■ Try it:
Pictures aside, output each record exactly.

#### Record excerpts

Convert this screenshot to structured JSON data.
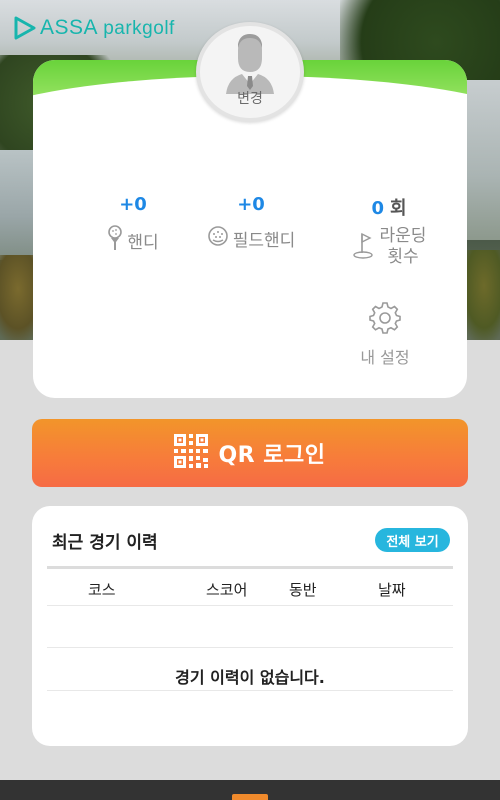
{
  "brand": {
    "primary": "ASSA",
    "secondary": "parkgolf",
    "color": "#17b5ad"
  },
  "profile": {
    "change_label": "변경"
  },
  "stats": {
    "handicap": {
      "value": "+0",
      "label": "핸디"
    },
    "field_handicap": {
      "value": "+0",
      "label": "필드핸디"
    },
    "rounds": {
      "value": "0",
      "unit": "회",
      "label_line1": "라운딩",
      "label_line2": "횟수"
    }
  },
  "settings": {
    "label": "내 설정"
  },
  "qr_login": {
    "label": "QR 로그인"
  },
  "history": {
    "title": "최근 경기 이력",
    "view_all": "전체 보기",
    "columns": [
      "코스",
      "스코어",
      "동반",
      "날짜"
    ],
    "empty_message": "경기 이력이 없습니다."
  },
  "colors": {
    "accent_orange": "#f77d3a",
    "accent_blue": "#1e88e5",
    "view_all_bg": "#27b6de",
    "green_band": "#69d33a"
  }
}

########

■ Answer for the task:
Convert this screenshot to structured JSON data.
{
  "brand": {
    "primary": "ASSA",
    "secondary": "parkgolf",
    "color": "#17b5ad"
  },
  "profile": {
    "change_label": "변경"
  },
  "stats": {
    "handicap": {
      "value": "+0",
      "label": "핸디"
    },
    "field_handicap": {
      "value": "+0",
      "label": "필드핸디"
    },
    "rounds": {
      "value": "0",
      "unit": "회",
      "label_line1": "라운딩",
      "label_line2": "횟수"
    }
  },
  "settings": {
    "label": "내 설정"
  },
  "qr_login": {
    "label": "QR 로그인"
  },
  "history": {
    "title": "최근 경기 이력",
    "view_all": "전체 보기",
    "columns": [
      "코스",
      "스코어",
      "동반",
      "날짜"
    ],
    "empty_message": "경기 이력이 없습니다."
  },
  "colors": {
    "accent_orange": "#f77d3a",
    "accent_blue": "#1e88e5",
    "view_all_bg": "#27b6de",
    "green_band": "#69d33a"
  }
}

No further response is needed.